─── Given records ───

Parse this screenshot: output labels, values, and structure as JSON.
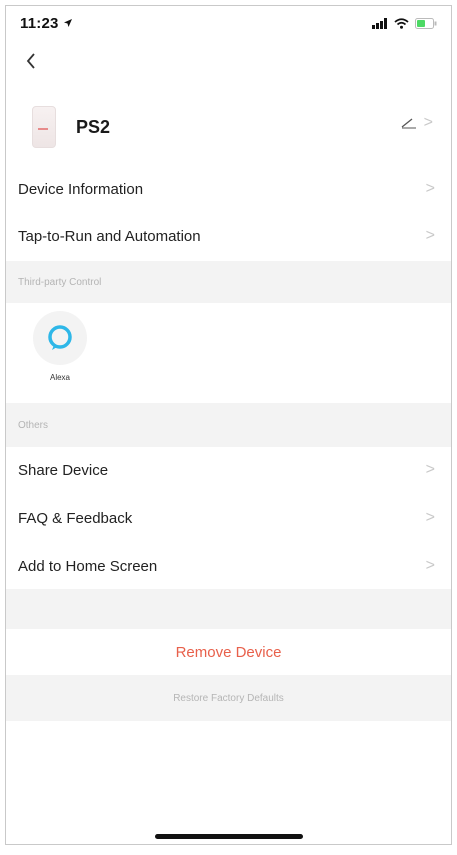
{
  "status_bar": {
    "time": "11:23"
  },
  "device": {
    "name": "PS2"
  },
  "menu_top": [
    {
      "label": "Device Information",
      "chevron": ">"
    },
    {
      "label": "Tap-to-Run and Automation",
      "chevron": ">"
    }
  ],
  "third_party": {
    "header": "Third-party Control",
    "items": [
      {
        "label": "Alexa",
        "icon": "alexa-icon"
      }
    ]
  },
  "others": {
    "header": "Others",
    "items": [
      {
        "label": "Share Device",
        "chevron": ">"
      },
      {
        "label": "FAQ & Feedback",
        "chevron": ">"
      },
      {
        "label": "Add to Home Screen",
        "chevron": ">"
      }
    ]
  },
  "actions": {
    "remove": "Remove Device",
    "restore": "Restore Factory Defaults"
  },
  "colors": {
    "accent_remove": "#e8604b",
    "alexa_blue": "#2eb7e8",
    "section_bg": "#f3f3f3",
    "battery_green": "#4cd964"
  }
}
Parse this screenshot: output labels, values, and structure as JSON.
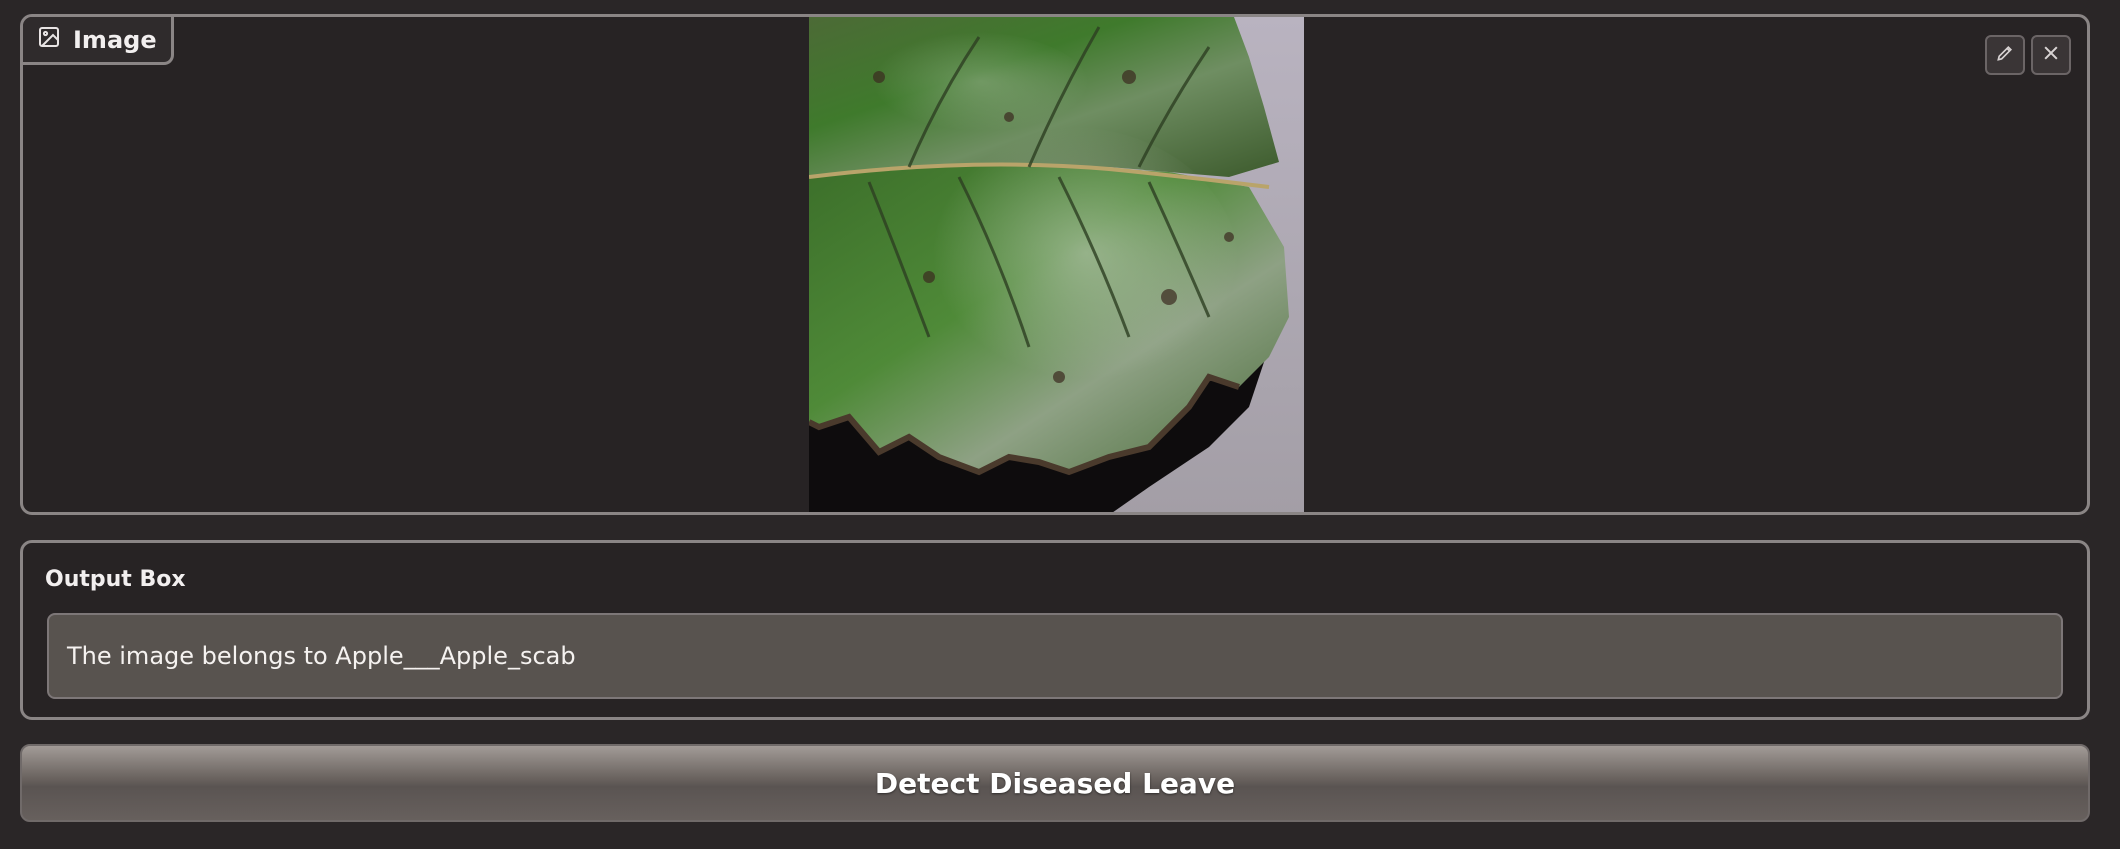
{
  "image_panel": {
    "label": "Image",
    "label_icon": "image-icon",
    "edit_icon": "pencil-icon",
    "close_icon": "close-icon",
    "photo_subject": "apple-leaf-scab"
  },
  "output_panel": {
    "label": "Output Box",
    "value": "The image belongs to Apple___Apple_scab"
  },
  "action": {
    "button_label": "Detect Diseased Leave"
  },
  "colors": {
    "background": "#2a2627",
    "panel_border": "#8a8585",
    "output_fill": "#58534f",
    "button_top": "#a29b97",
    "button_bottom": "#5a5452"
  }
}
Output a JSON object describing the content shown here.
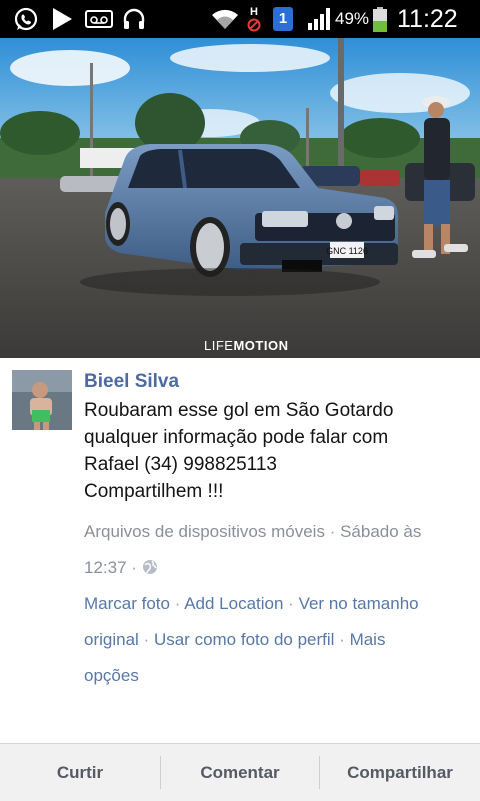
{
  "status_bar": {
    "icons": [
      "whatsapp-icon",
      "play-store-icon",
      "voicemail-icon",
      "headset-icon",
      "wifi-icon",
      "no-hspa-icon",
      "notification-badge-icon",
      "signal-icon",
      "battery-icon"
    ],
    "network_letter": "H",
    "badge": "1",
    "battery": "49%",
    "battery_level": 0.49,
    "time": "11:22"
  },
  "photo": {
    "plate": "GNC 1126",
    "watermark_a": "LIFE",
    "watermark_b": "MOTION"
  },
  "post": {
    "author": "Bieel Silva",
    "message_lines": [
      "Roubaram esse gol em São Gotardo",
      "qualquer informação pode falar com",
      "Rafael (34) 998825113",
      "Compartilhem !!!"
    ],
    "meta": {
      "album": "Arquivos de dispositivos móveis",
      "sep": "·",
      "date_part1": "Sábado às",
      "date_part2": "12:37",
      "privacy_icon": "globe-icon"
    },
    "actions": {
      "tag_photo": "Marcar foto",
      "add_location": "Add Location",
      "view_full_1": "Ver no tamanho",
      "view_full_2": "original",
      "profile_photo": "Usar como foto do perfil",
      "more_1": "Mais",
      "more_2": "opções"
    }
  },
  "bottom_bar": {
    "like": "Curtir",
    "comment": "Comentar",
    "share": "Compartilhar"
  }
}
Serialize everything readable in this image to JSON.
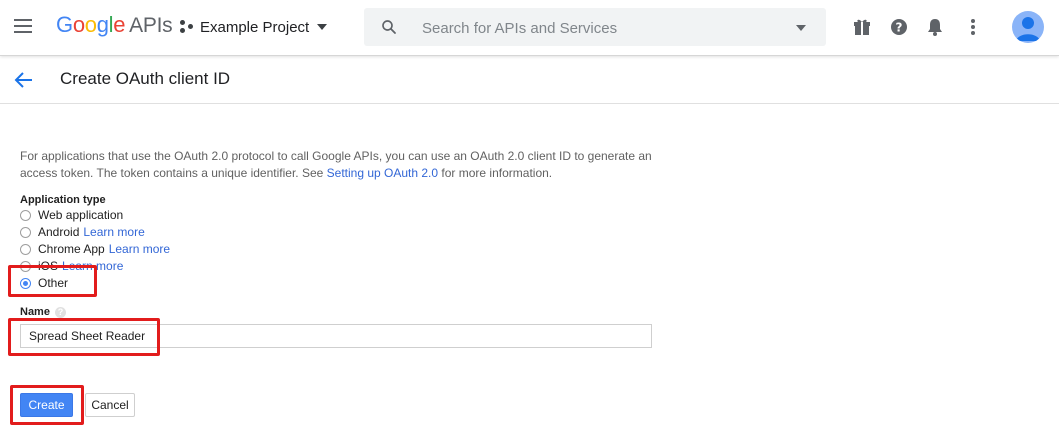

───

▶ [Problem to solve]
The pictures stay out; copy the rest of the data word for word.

▶ [Solution to this task]
Parse this screenshot: output labels, values, and structure as JSON.
{
  "status_bar": {
    "time": "11:23"
  },
  "device": {
    "name": "PS2"
  },
  "menu_top": [
    {
      "label": "Device Information",
      "chevron": ">"
    },
    {
      "label": "Tap-to-Run and Automation",
      "chevron": ">"
    }
  ],
  "third_party": {
    "header": "Third-party Control",
    "items": [
      {
        "label": "Alexa",
        "icon": "alexa-icon"
      }
    ]
  },
  "others": {
    "header": "Others",
    "items": [
      {
        "label": "Share Device",
        "chevron": ">"
      },
      {
        "label": "FAQ & Feedback",
        "chevron": ">"
      },
      {
        "label": "Add to Home Screen",
        "chevron": ">"
      }
    ]
  },
  "actions": {
    "remove": "Remove Device",
    "restore": "Restore Factory Defaults"
  },
  "colors": {
    "accent_remove": "#e8604b",
    "alexa_blue": "#2eb7e8",
    "section_bg": "#f3f3f3",
    "battery_green": "#4cd964"
  }
}
Parse this screenshot: output labels, values, and structure as JSON.
{
  "image_panel": {
    "label": "Image",
    "label_icon": "image-icon",
    "edit_icon": "pencil-icon",
    "close_icon": "close-icon",
    "photo_subject": "apple-leaf-scab"
  },
  "output_panel": {
    "label": "Output Box",
    "value": "The image belongs to Apple___Apple_scab"
  },
  "action": {
    "button_label": "Detect Diseased Leave"
  },
  "colors": {
    "background": "#2a2627",
    "panel_border": "#8a8585",
    "output_fill": "#58534f",
    "button_top": "#a29b97",
    "button_bottom": "#5a5452"
  }
}
Output a JSON object describing the content shown here.
{
  "status_bar": {
    "icons": [
      "whatsapp-icon",
      "play-store-icon",
      "voicemail-icon",
      "headset-icon",
      "wifi-icon",
      "no-hspa-icon",
      "notification-badge-icon",
      "signal-icon",
      "battery-icon"
    ],
    "network_letter": "H",
    "badge": "1",
    "battery": "49%",
    "battery_level": 0.49,
    "time": "11:22"
  },
  "photo": {
    "plate": "GNC 1126",
    "watermark_a": "LIFE",
    "watermark_b": "MOTION"
  },
  "post": {
    "author": "Bieel Silva",
    "message_lines": [
      "Roubaram esse gol em São Gotardo",
      "qualquer informação pode falar com",
      "Rafael (34) 998825113",
      "Compartilhem !!!"
    ],
    "meta": {
      "album": "Arquivos de dispositivos móveis",
      "sep": "·",
      "date_part1": "Sábado às",
      "date_part2": "12:37",
      "privacy_icon": "globe-icon"
    },
    "actions": {
      "tag_photo": "Marcar foto",
      "add_location": "Add Location",
      "view_full_1": "Ver no tamanho",
      "view_full_2": "original",
      "profile_photo": "Usar como foto do perfil",
      "more_1": "Mais",
      "more_2": "opções"
    }
  },
  "bottom_bar": {
    "like": "Curtir",
    "comment": "Comentar",
    "share": "Compartilhar"
  }
}
Serialize everything readable in this image to JSON.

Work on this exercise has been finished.